■ PROBLEM ■
All of the entries are to be repeated exactly, with no pictures included.

EXTRACTED DATA section start

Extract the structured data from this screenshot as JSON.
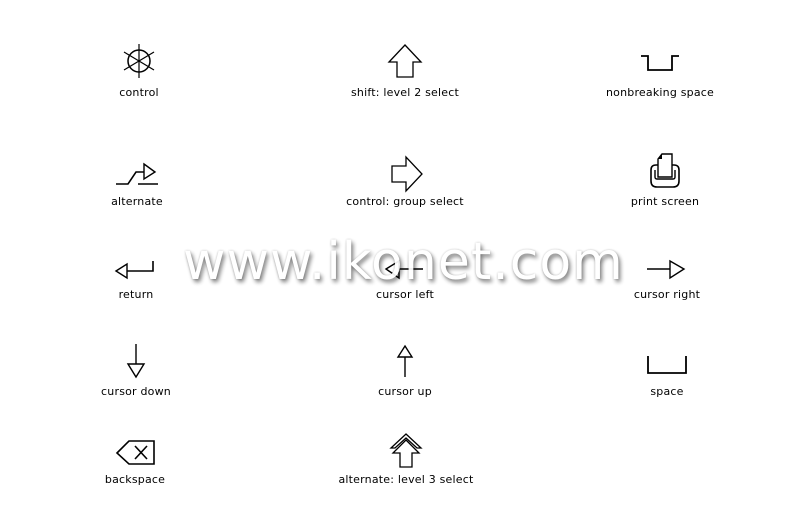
{
  "watermark": "www.ikonet.com",
  "symbols": [
    {
      "id": "control",
      "label": "control",
      "icon": "helm-icon"
    },
    {
      "id": "shift",
      "label": "shift: level 2 select",
      "icon": "up-arrow-outline-icon"
    },
    {
      "id": "nonbreaking-space",
      "label": "nonbreaking space",
      "icon": "nonbreaking-space-icon"
    },
    {
      "id": "alternate",
      "label": "alternate",
      "icon": "alternate-icon"
    },
    {
      "id": "control-group",
      "label": "control: group select",
      "icon": "right-arrow-outline-icon"
    },
    {
      "id": "print-screen",
      "label": "print screen",
      "icon": "print-screen-icon"
    },
    {
      "id": "return",
      "label": "return",
      "icon": "return-icon"
    },
    {
      "id": "cursor-left",
      "label": "cursor left",
      "icon": "left-arrow-icon"
    },
    {
      "id": "cursor-right",
      "label": "cursor right",
      "icon": "right-arrow-icon"
    },
    {
      "id": "cursor-down",
      "label": "cursor down",
      "icon": "down-arrow-icon"
    },
    {
      "id": "cursor-up",
      "label": "cursor up",
      "icon": "up-arrow-icon"
    },
    {
      "id": "space",
      "label": "space",
      "icon": "space-icon"
    },
    {
      "id": "backspace",
      "label": "backspace",
      "icon": "backspace-icon"
    },
    {
      "id": "alternate-level3",
      "label": "alternate: level 3 select",
      "icon": "double-up-arrow-icon"
    }
  ]
}
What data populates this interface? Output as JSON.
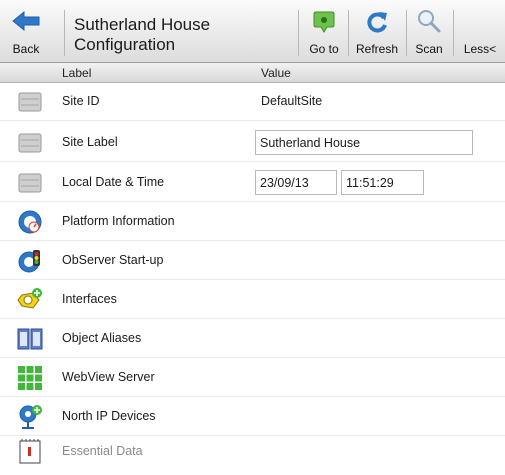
{
  "toolbar": {
    "back_label": "Back",
    "title_line1": "Sutherland House",
    "title_line2": "Configuration",
    "goto_label": "Go to",
    "refresh_label": "Refresh",
    "scan_label": "Scan",
    "less_label": "Less<"
  },
  "columns": {
    "label": "Label",
    "value": "Value"
  },
  "rows": [
    {
      "label": "Site ID",
      "value": "DefaultSite"
    },
    {
      "label": "Site Label",
      "value": "Sutherland House"
    },
    {
      "label": "Local Date & Time",
      "date": "23/09/13",
      "time": "11:51:29"
    },
    {
      "label": "Platform Information"
    },
    {
      "label": "ObServer Start-up"
    },
    {
      "label": "Interfaces"
    },
    {
      "label": "Object Aliases"
    },
    {
      "label": "WebView Server"
    },
    {
      "label": "North IP Devices"
    },
    {
      "label": "Essential Data"
    }
  ],
  "colors": {
    "accent_blue": "#2f78c8",
    "green": "#41b83a",
    "yellow": "#f2d21a",
    "red": "#d22a1f"
  }
}
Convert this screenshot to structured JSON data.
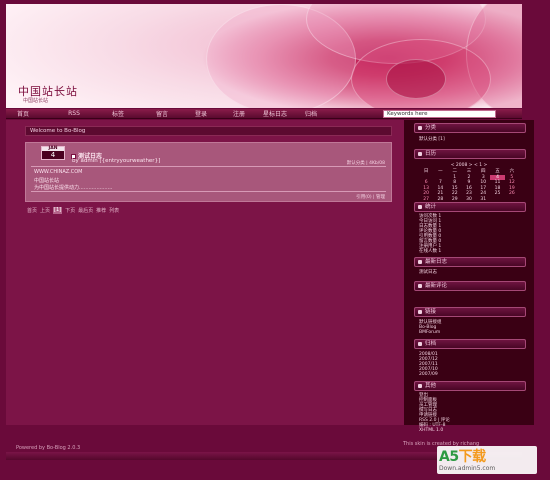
{
  "header": {
    "title": "中国站长站",
    "subtitle": "中国站长站"
  },
  "nav": {
    "items": [
      {
        "label": "首页"
      },
      {
        "label": "RSS"
      },
      {
        "label": "标签"
      },
      {
        "label": "留言"
      },
      {
        "label": "登录"
      },
      {
        "label": "注册"
      },
      {
        "label": "星标日志"
      },
      {
        "label": "归档"
      }
    ],
    "search_placeholder": "Keywords here"
  },
  "main": {
    "welcome": "Welcome to Bo-Blog",
    "post": {
      "month": "JAN",
      "day": "4",
      "title": "测试日志",
      "author": "by admin [{entryyourweather}]",
      "meta": "默认分类 | 4Kb/08",
      "body": [
        "WWW.CHINAZ.COM",
        "中国站长站",
        "为中国站长提供动力....................."
      ],
      "footer": "引用(0) | 管理"
    },
    "pager": [
      "首页",
      "上页",
      "[1]",
      "下页",
      "最后页",
      "推荐",
      "列表"
    ],
    "pager_active": 2
  },
  "sidebar": {
    "categories": {
      "title": "分类",
      "items": [
        "默认分类 [1]"
      ]
    },
    "calendar": {
      "title": "日历",
      "nav": "< 2008 > < 1 >",
      "weekdays": [
        "日",
        "一",
        "二",
        "三",
        "四",
        "五",
        "六"
      ],
      "weeks": [
        [
          "",
          "",
          "1",
          "2",
          "3",
          "4",
          "5"
        ],
        [
          "6",
          "7",
          "8",
          "9",
          "10",
          "11",
          "12"
        ],
        [
          "13",
          "14",
          "15",
          "16",
          "17",
          "18",
          "19"
        ],
        [
          "20",
          "21",
          "22",
          "23",
          "24",
          "25",
          "26"
        ],
        [
          "27",
          "28",
          "29",
          "30",
          "31",
          "",
          ""
        ]
      ],
      "today": "4"
    },
    "stats": {
      "title": "统计",
      "items": [
        "访问次数 1",
        "今日访问 1",
        "日志数量 1",
        "评论数量 0",
        "引用数量 0",
        "留言数量 0",
        "注册用户 1",
        "在线人数 1"
      ]
    },
    "recent_entries": {
      "title": "最新日志",
      "items": [
        "测试日志"
      ]
    },
    "recent_comments": {
      "title": "最新评论",
      "items": []
    },
    "links": {
      "title": "链接",
      "items": [
        "默认链接组",
        "Bo-Blog",
        "BMForum"
      ]
    },
    "archives": {
      "title": "归档",
      "items": [
        "2008/01",
        "2007/12",
        "2007/11",
        "2007/10",
        "2007/09"
      ]
    },
    "misc": {
      "title": "其他",
      "items": [
        "登出",
        "控制面板",
        "员工管理",
        "撰写日志",
        "申请链接",
        "RSS 2.0 | 评论",
        "编码 : UTF-8",
        "XHTML 1.0"
      ]
    }
  },
  "footer": {
    "left": "Powered by Bo-Blog 2.0.3",
    "right": "This skin is created by richang"
  },
  "watermark": {
    "brand_a5": "A5",
    "brand_text": "下载",
    "url": "Down.admin5.com"
  }
}
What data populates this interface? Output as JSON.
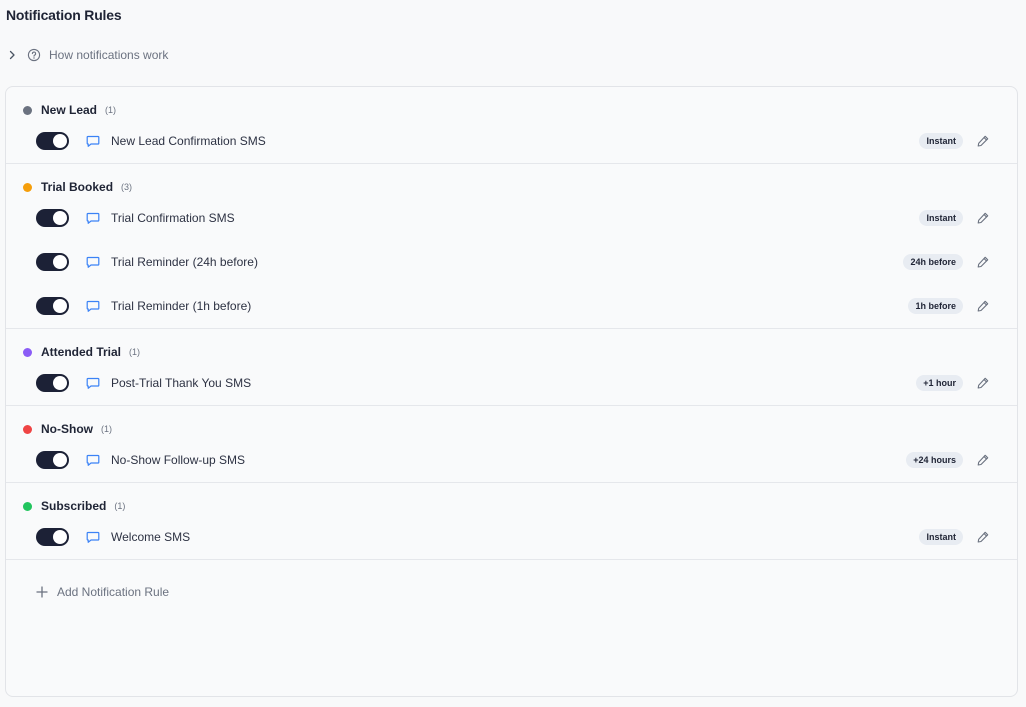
{
  "page": {
    "title": "Notification Rules",
    "how_label": "How notifications work",
    "add_label": "Add Notification Rule"
  },
  "colors": {
    "toggle_on": "#1c2136",
    "message_icon": "#3b82f6",
    "badge_bg": "#e8ecf2"
  },
  "groups": [
    {
      "title": "New Lead",
      "count": "(1)",
      "color": "#6b7280",
      "rules": [
        {
          "name": "New Lead Confirmation SMS",
          "timing": "Instant",
          "enabled": true
        }
      ]
    },
    {
      "title": "Trial Booked",
      "count": "(3)",
      "color": "#f59e0b",
      "rules": [
        {
          "name": "Trial Confirmation SMS",
          "timing": "Instant",
          "enabled": true
        },
        {
          "name": "Trial Reminder (24h before)",
          "timing": "24h before",
          "enabled": true
        },
        {
          "name": "Trial Reminder (1h before)",
          "timing": "1h before",
          "enabled": true
        }
      ]
    },
    {
      "title": "Attended Trial",
      "count": "(1)",
      "color": "#8b5cf6",
      "rules": [
        {
          "name": "Post-Trial Thank You SMS",
          "timing": "+1 hour",
          "enabled": true
        }
      ]
    },
    {
      "title": "No-Show",
      "count": "(1)",
      "color": "#ef4444",
      "rules": [
        {
          "name": "No-Show Follow-up SMS",
          "timing": "+24 hours",
          "enabled": true
        }
      ]
    },
    {
      "title": "Subscribed",
      "count": "(1)",
      "color": "#22c55e",
      "rules": [
        {
          "name": "Welcome SMS",
          "timing": "Instant",
          "enabled": true
        }
      ]
    }
  ]
}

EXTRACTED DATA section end

■ RESPONSE ■
Extract the structured data from this screenshot as JSON.
{
  "watermark": "www.ikonet.com",
  "symbols": [
    {
      "id": "control",
      "label": "control",
      "icon": "helm-icon"
    },
    {
      "id": "shift",
      "label": "shift: level 2 select",
      "icon": "up-arrow-outline-icon"
    },
    {
      "id": "nonbreaking-space",
      "label": "nonbreaking space",
      "icon": "nonbreaking-space-icon"
    },
    {
      "id": "alternate",
      "label": "alternate",
      "icon": "alternate-icon"
    },
    {
      "id": "control-group",
      "label": "control: group select",
      "icon": "right-arrow-outline-icon"
    },
    {
      "id": "print-screen",
      "label": "print screen",
      "icon": "print-screen-icon"
    },
    {
      "id": "return",
      "label": "return",
      "icon": "return-icon"
    },
    {
      "id": "cursor-left",
      "label": "cursor left",
      "icon": "left-arrow-icon"
    },
    {
      "id": "cursor-right",
      "label": "cursor right",
      "icon": "right-arrow-icon"
    },
    {
      "id": "cursor-down",
      "label": "cursor down",
      "icon": "down-arrow-icon"
    },
    {
      "id": "cursor-up",
      "label": "cursor up",
      "icon": "up-arrow-icon"
    },
    {
      "id": "space",
      "label": "space",
      "icon": "space-icon"
    },
    {
      "id": "backspace",
      "label": "backspace",
      "icon": "backspace-icon"
    },
    {
      "id": "alternate-level3",
      "label": "alternate: level 3 select",
      "icon": "double-up-arrow-icon"
    }
  ]
}
What data populates this interface? Output as JSON.
{
  "toolbar": {
    "back_label": "Back",
    "title_line1": "Sutherland House",
    "title_line2": "Configuration",
    "goto_label": "Go to",
    "refresh_label": "Refresh",
    "scan_label": "Scan",
    "less_label": "Less<"
  },
  "columns": {
    "label": "Label",
    "value": "Value"
  },
  "rows": [
    {
      "label": "Site ID",
      "value": "DefaultSite"
    },
    {
      "label": "Site Label",
      "value": "Sutherland House"
    },
    {
      "label": "Local Date & Time",
      "date": "23/09/13",
      "time": "11:51:29"
    },
    {
      "label": "Platform Information"
    },
    {
      "label": "ObServer Start-up"
    },
    {
      "label": "Interfaces"
    },
    {
      "label": "Object Aliases"
    },
    {
      "label": "WebView Server"
    },
    {
      "label": "North IP Devices"
    },
    {
      "label": "Essential Data"
    }
  ],
  "colors": {
    "accent_blue": "#2f78c8",
    "green": "#41b83a",
    "yellow": "#f2d21a",
    "red": "#d22a1f"
  }
}
Convert this screenshot to structured JSON data.
{
  "header": {
    "title": "中国站长站",
    "subtitle": "中国站长站"
  },
  "nav": {
    "items": [
      {
        "label": "首页"
      },
      {
        "label": "RSS"
      },
      {
        "label": "标签"
      },
      {
        "label": "留言"
      },
      {
        "label": "登录"
      },
      {
        "label": "注册"
      },
      {
        "label": "星标日志"
      },
      {
        "label": "归档"
      }
    ],
    "search_placeholder": "Keywords here"
  },
  "main": {
    "welcome": "Welcome to Bo-Blog",
    "post": {
      "month": "JAN",
      "day": "4",
      "title": "测试日志",
      "author": "by admin [{entryyourweather}]",
      "meta": "默认分类 | 4Kb/08",
      "body": [
        "WWW.CHINAZ.COM",
        "中国站长站",
        "为中国站长提供动力....................."
      ],
      "footer": "引用(0) | 管理"
    },
    "pager": [
      "首页",
      "上页",
      "[1]",
      "下页",
      "最后页",
      "推荐",
      "列表"
    ],
    "pager_active": 2
  },
  "sidebar": {
    "categories": {
      "title": "分类",
      "items": [
        "默认分类 [1]"
      ]
    },
    "calendar": {
      "title": "日历",
      "nav": "< 2008 > < 1 >",
      "weekdays": [
        "日",
        "一",
        "二",
        "三",
        "四",
        "五",
        "六"
      ],
      "weeks": [
        [
          "",
          "",
          "1",
          "2",
          "3",
          "4",
          "5"
        ],
        [
          "6",
          "7",
          "8",
          "9",
          "10",
          "11",
          "12"
        ],
        [
          "13",
          "14",
          "15",
          "16",
          "17",
          "18",
          "19"
        ],
        [
          "20",
          "21",
          "22",
          "23",
          "24",
          "25",
          "26"
        ],
        [
          "27",
          "28",
          "29",
          "30",
          "31",
          "",
          ""
        ]
      ],
      "today": "4"
    },
    "stats": {
      "title": "统计",
      "items": [
        "访问次数 1",
        "今日访问 1",
        "日志数量 1",
        "评论数量 0",
        "引用数量 0",
        "留言数量 0",
        "注册用户 1",
        "在线人数 1"
      ]
    },
    "recent_entries": {
      "title": "最新日志",
      "items": [
        "测试日志"
      ]
    },
    "recent_comments": {
      "title": "最新评论",
      "items": []
    },
    "links": {
      "title": "链接",
      "items": [
        "默认链接组",
        "Bo-Blog",
        "BMForum"
      ]
    },
    "archives": {
      "title": "归档",
      "items": [
        "2008/01",
        "2007/12",
        "2007/11",
        "2007/10",
        "2007/09"
      ]
    },
    "misc": {
      "title": "其他",
      "items": [
        "登出",
        "控制面板",
        "员工管理",
        "撰写日志",
        "申请链接",
        "RSS 2.0 | 评论",
        "编码 : UTF-8",
        "XHTML 1.0"
      ]
    }
  },
  "footer": {
    "left": "Powered by Bo-Blog 2.0.3",
    "right": "This skin is created by richang"
  },
  "watermark": {
    "brand_a5": "A5",
    "brand_text": "下载",
    "url": "Down.admin5.com"
  }
}
What data populates this interface? Output as JSON.
{
  "page": {
    "title": "Notification Rules",
    "how_label": "How notifications work",
    "add_label": "Add Notification Rule"
  },
  "colors": {
    "toggle_on": "#1c2136",
    "message_icon": "#3b82f6",
    "badge_bg": "#e8ecf2"
  },
  "groups": [
    {
      "title": "New Lead",
      "count": "(1)",
      "color": "#6b7280",
      "rules": [
        {
          "name": "New Lead Confirmation SMS",
          "timing": "Instant",
          "enabled": true
        }
      ]
    },
    {
      "title": "Trial Booked",
      "count": "(3)",
      "color": "#f59e0b",
      "rules": [
        {
          "name": "Trial Confirmation SMS",
          "timing": "Instant",
          "enabled": true
        },
        {
          "name": "Trial Reminder (24h before)",
          "timing": "24h before",
          "enabled": true
        },
        {
          "name": "Trial Reminder (1h before)",
          "timing": "1h before",
          "enabled": true
        }
      ]
    },
    {
      "title": "Attended Trial",
      "count": "(1)",
      "color": "#8b5cf6",
      "rules": [
        {
          "name": "Post-Trial Thank You SMS",
          "timing": "+1 hour",
          "enabled": true
        }
      ]
    },
    {
      "title": "No-Show",
      "count": "(1)",
      "color": "#ef4444",
      "rules": [
        {
          "name": "No-Show Follow-up SMS",
          "timing": "+24 hours",
          "enabled": true
        }
      ]
    },
    {
      "title": "Subscribed",
      "count": "(1)",
      "color": "#22c55e",
      "rules": [
        {
          "name": "Welcome SMS",
          "timing": "Instant",
          "enabled": true
        }
      ]
    }
  ]
}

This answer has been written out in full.